:: WHAT TO PRODUCE ::
A faithful, complete copy of the records is required.

:: MATERIALS PROVIDED ::
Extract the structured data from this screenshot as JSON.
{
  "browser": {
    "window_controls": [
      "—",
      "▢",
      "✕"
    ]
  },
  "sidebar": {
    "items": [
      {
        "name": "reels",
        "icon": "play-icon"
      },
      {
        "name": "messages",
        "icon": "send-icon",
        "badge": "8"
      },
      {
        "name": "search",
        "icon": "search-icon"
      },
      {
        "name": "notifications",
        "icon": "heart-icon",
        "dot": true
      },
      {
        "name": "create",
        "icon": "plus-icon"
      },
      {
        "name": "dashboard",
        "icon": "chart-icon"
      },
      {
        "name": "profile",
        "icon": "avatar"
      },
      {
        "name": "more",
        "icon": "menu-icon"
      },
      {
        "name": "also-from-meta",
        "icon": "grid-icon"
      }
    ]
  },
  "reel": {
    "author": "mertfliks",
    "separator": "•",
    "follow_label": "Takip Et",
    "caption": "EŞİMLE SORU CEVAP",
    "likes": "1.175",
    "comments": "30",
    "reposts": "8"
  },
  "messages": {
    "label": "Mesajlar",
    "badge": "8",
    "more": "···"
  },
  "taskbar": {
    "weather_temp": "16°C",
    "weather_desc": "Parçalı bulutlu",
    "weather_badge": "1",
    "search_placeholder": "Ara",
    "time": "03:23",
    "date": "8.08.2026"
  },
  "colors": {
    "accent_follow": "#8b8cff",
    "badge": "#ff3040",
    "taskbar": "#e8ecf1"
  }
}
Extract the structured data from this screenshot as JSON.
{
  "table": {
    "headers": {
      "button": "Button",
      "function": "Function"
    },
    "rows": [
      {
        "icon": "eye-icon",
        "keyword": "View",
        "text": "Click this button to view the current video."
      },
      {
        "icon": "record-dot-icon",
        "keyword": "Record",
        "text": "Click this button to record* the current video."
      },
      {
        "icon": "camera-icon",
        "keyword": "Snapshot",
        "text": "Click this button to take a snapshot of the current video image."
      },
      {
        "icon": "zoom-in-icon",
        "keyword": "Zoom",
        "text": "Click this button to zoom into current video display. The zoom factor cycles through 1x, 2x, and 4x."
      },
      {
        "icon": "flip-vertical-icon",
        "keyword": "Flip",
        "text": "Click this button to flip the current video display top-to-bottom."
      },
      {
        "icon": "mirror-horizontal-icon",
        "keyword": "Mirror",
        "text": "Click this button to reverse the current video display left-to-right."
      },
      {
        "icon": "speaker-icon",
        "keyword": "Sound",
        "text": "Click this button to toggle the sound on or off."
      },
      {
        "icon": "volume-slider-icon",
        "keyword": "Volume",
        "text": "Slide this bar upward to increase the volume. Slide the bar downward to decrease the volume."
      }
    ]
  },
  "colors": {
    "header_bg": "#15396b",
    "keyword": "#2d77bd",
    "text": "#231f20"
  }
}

:: WRITTEN ANSWER ::
Extract the structured data from this screenshot as JSON.
{
  "browser": {
    "window_controls": [
      "—",
      "▢",
      "✕"
    ]
  },
  "sidebar": {
    "items": [
      {
        "name": "reels",
        "icon": "play-icon"
      },
      {
        "name": "messages",
        "icon": "send-icon",
        "badge": "8"
      },
      {
        "name": "search",
        "icon": "search-icon"
      },
      {
        "name": "notifications",
        "icon": "heart-icon",
        "dot": true
      },
      {
        "name": "create",
        "icon": "plus-icon"
      },
      {
        "name": "dashboard",
        "icon": "chart-icon"
      },
      {
        "name": "profile",
        "icon": "avatar"
      },
      {
        "name": "more",
        "icon": "menu-icon"
      },
      {
        "name": "also-from-meta",
        "icon": "grid-icon"
      }
    ]
  },
  "reel": {
    "author": "mertfliks",
    "separator": "•",
    "follow_label": "Takip Et",
    "caption": "EŞİMLE SORU CEVAP",
    "likes": "1.175",
    "comments": "30",
    "reposts": "8"
  },
  "messages": {
    "label": "Mesajlar",
    "badge": "8",
    "more": "···"
  },
  "taskbar": {
    "weather_temp": "16°C",
    "weather_desc": "Parçalı bulutlu",
    "weather_badge": "1",
    "search_placeholder": "Ara",
    "time": "03:23",
    "date": "8.08.2026"
  },
  "colors": {
    "accent_follow": "#8b8cff",
    "badge": "#ff3040",
    "taskbar": "#e8ecf1"
  }
}
Extract the structured data from this screenshot as JSON.
{
  "table": {
    "headers": {
      "button": "Button",
      "function": "Function"
    },
    "rows": [
      {
        "icon": "eye-icon",
        "keyword": "View",
        "text": "Click this button to view the current video."
      },
      {
        "icon": "record-dot-icon",
        "keyword": "Record",
        "text": "Click this button to record* the current video."
      },
      {
        "icon": "camera-icon",
        "keyword": "Snapshot",
        "text": "Click this button to take a snapshot of the current video image."
      },
      {
        "icon": "zoom-in-icon",
        "keyword": "Zoom",
        "text": "Click this button to zoom into current video display. The zoom factor cycles through 1x, 2x, and 4x."
      },
      {
        "icon": "flip-vertical-icon",
        "keyword": "Flip",
        "text": "Click this button to flip the current video display top-to-bottom."
      },
      {
        "icon": "mirror-horizontal-icon",
        "keyword": "Mirror",
        "text": "Click this button to reverse the current video display left-to-right."
      },
      {
        "icon": "speaker-icon",
        "keyword": "Sound",
        "text": "Click this button to toggle the sound on or off."
      },
      {
        "icon": "volume-slider-icon",
        "keyword": "Volume",
        "text": "Slide this bar upward to increase the volume. Slide the bar downward to decrease the volume."
      }
    ]
  },
  "colors": {
    "header_bg": "#15396b",
    "keyword": "#2d77bd",
    "text": "#231f20"
  }
}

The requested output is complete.